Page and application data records

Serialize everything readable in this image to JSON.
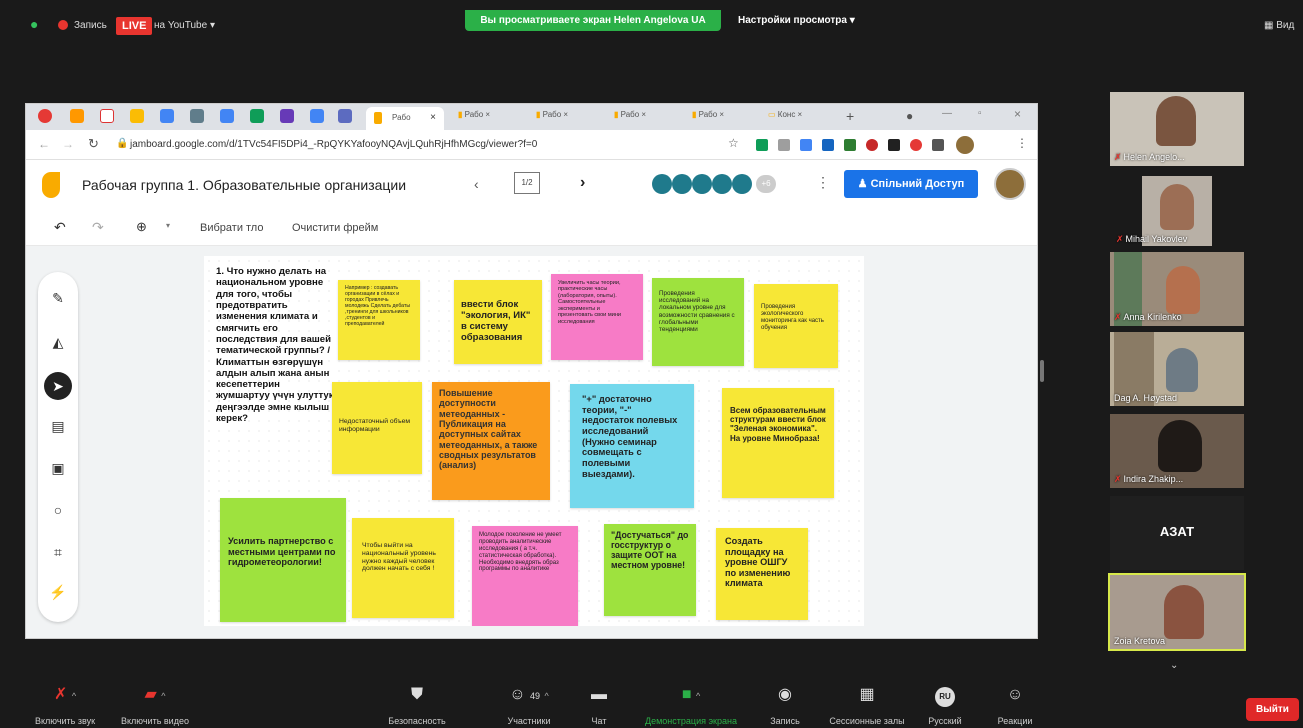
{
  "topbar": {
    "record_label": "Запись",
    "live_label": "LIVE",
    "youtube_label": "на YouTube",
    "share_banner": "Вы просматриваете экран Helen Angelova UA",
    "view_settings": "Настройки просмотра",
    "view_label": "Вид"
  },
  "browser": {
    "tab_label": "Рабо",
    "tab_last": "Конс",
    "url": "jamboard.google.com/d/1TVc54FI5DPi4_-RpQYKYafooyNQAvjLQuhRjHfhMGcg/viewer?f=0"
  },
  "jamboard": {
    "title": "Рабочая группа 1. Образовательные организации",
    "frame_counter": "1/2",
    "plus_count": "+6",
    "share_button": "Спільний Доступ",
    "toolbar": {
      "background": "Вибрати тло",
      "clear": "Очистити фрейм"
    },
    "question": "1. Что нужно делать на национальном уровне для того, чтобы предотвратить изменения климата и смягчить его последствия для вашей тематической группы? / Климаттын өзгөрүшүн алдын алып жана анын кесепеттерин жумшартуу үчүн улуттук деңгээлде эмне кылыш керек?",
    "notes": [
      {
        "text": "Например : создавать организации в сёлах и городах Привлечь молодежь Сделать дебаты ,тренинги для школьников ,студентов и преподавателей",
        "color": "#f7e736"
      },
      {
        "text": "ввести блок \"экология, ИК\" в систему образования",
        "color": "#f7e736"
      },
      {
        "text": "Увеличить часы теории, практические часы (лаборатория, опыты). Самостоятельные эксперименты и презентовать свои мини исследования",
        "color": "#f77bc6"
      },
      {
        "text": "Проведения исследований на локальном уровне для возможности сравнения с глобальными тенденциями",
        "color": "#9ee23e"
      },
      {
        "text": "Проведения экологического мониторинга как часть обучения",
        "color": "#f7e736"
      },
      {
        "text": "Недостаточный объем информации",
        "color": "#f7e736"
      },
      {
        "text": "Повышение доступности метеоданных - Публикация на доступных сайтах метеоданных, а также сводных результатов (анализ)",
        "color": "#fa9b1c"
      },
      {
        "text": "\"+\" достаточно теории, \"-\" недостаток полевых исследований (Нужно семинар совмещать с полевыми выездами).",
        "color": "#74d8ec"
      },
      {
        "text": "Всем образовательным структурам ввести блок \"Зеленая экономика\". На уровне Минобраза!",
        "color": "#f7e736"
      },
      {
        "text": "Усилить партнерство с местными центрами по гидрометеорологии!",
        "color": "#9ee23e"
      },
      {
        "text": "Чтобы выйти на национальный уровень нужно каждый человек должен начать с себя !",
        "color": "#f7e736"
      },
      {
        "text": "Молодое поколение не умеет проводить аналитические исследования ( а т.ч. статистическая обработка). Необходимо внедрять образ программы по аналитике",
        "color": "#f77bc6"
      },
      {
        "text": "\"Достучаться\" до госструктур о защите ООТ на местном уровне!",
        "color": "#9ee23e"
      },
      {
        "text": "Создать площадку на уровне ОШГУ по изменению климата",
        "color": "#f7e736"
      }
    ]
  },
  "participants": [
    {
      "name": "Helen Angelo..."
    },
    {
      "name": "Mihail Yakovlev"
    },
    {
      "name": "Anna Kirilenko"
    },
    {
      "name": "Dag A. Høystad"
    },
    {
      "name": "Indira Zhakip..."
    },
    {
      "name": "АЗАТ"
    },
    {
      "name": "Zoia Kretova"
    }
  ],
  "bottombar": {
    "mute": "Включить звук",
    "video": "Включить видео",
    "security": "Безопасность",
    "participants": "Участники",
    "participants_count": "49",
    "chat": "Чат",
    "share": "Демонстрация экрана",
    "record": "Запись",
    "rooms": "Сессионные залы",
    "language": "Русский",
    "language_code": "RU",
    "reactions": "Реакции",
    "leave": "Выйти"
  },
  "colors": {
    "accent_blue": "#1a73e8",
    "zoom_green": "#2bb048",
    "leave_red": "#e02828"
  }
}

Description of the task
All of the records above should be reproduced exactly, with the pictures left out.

Written reply
Serialize everything readable in this image to JSON.
{
  "topbar": {
    "record_label": "Запись",
    "live_label": "LIVE",
    "youtube_label": "на YouTube",
    "share_banner": "Вы просматриваете экран Helen Angelova UA",
    "view_settings": "Настройки просмотра",
    "view_label": "Вид"
  },
  "browser": {
    "tab_label": "Рабо",
    "tab_last": "Конс",
    "url": "jamboard.google.com/d/1TVc54FI5DPi4_-RpQYKYafooyNQAvjLQuhRjHfhMGcg/viewer?f=0"
  },
  "jamboard": {
    "title": "Рабочая группа 1. Образовательные организации",
    "frame_counter": "1/2",
    "plus_count": "+6",
    "share_button": "Спільний Доступ",
    "toolbar": {
      "background": "Вибрати тло",
      "clear": "Очистити фрейм"
    },
    "question": "1. Что нужно делать на национальном уровне для того, чтобы предотвратить изменения климата и смягчить его последствия для вашей тематической группы? / Климаттын өзгөрүшүн алдын алып жана анын кесепеттерин жумшартуу үчүн улуттук деңгээлде эмне кылыш керек?",
    "notes": [
      {
        "text": "Например : создавать организации в сёлах и городах Привлечь молодежь Сделать дебаты ,тренинги для школьников ,студентов и преподавателей",
        "color": "#f7e736"
      },
      {
        "text": "ввести блок \"экология, ИК\" в систему образования",
        "color": "#f7e736"
      },
      {
        "text": "Увеличить часы теории, практические часы (лаборатория, опыты). Самостоятельные эксперименты и презентовать свои мини исследования",
        "color": "#f77bc6"
      },
      {
        "text": "Проведения исследований на локальном уровне для возможности сравнения с глобальными тенденциями",
        "color": "#9ee23e"
      },
      {
        "text": "Проведения экологического мониторинга как часть обучения",
        "color": "#f7e736"
      },
      {
        "text": "Недостаточный объем информации",
        "color": "#f7e736"
      },
      {
        "text": "Повышение доступности метеоданных - Публикация на доступных сайтах метеоданных, а также сводных результатов (анализ)",
        "color": "#fa9b1c"
      },
      {
        "text": "\"+\" достаточно теории, \"-\" недостаток полевых исследований (Нужно семинар совмещать с полевыми выездами).",
        "color": "#74d8ec"
      },
      {
        "text": "Всем образовательным структурам ввести блок \"Зеленая экономика\". На уровне Минобраза!",
        "color": "#f7e736"
      },
      {
        "text": "Усилить партнерство с местными центрами по гидрометеорологии!",
        "color": "#9ee23e"
      },
      {
        "text": "Чтобы выйти на национальный уровень нужно каждый человек должен начать с себя !",
        "color": "#f7e736"
      },
      {
        "text": "Молодое поколение не умеет проводить аналитические исследования ( а т.ч. статистическая обработка). Необходимо внедрять образ программы по аналитике",
        "color": "#f77bc6"
      },
      {
        "text": "\"Достучаться\" до госструктур о защите ООТ на местном уровне!",
        "color": "#9ee23e"
      },
      {
        "text": "Создать площадку на уровне ОШГУ по изменению климата",
        "color": "#f7e736"
      }
    ]
  },
  "participants": [
    {
      "name": "Helen Angelo..."
    },
    {
      "name": "Mihail Yakovlev"
    },
    {
      "name": "Anna Kirilenko"
    },
    {
      "name": "Dag A. Høystad"
    },
    {
      "name": "Indira Zhakip..."
    },
    {
      "name": "АЗАТ"
    },
    {
      "name": "Zoia Kretova"
    }
  ],
  "bottombar": {
    "mute": "Включить звук",
    "video": "Включить видео",
    "security": "Безопасность",
    "participants": "Участники",
    "participants_count": "49",
    "chat": "Чат",
    "share": "Демонстрация экрана",
    "record": "Запись",
    "rooms": "Сессионные залы",
    "language": "Русский",
    "language_code": "RU",
    "reactions": "Реакции",
    "leave": "Выйти"
  },
  "colors": {
    "accent_blue": "#1a73e8",
    "zoom_green": "#2bb048",
    "leave_red": "#e02828"
  }
}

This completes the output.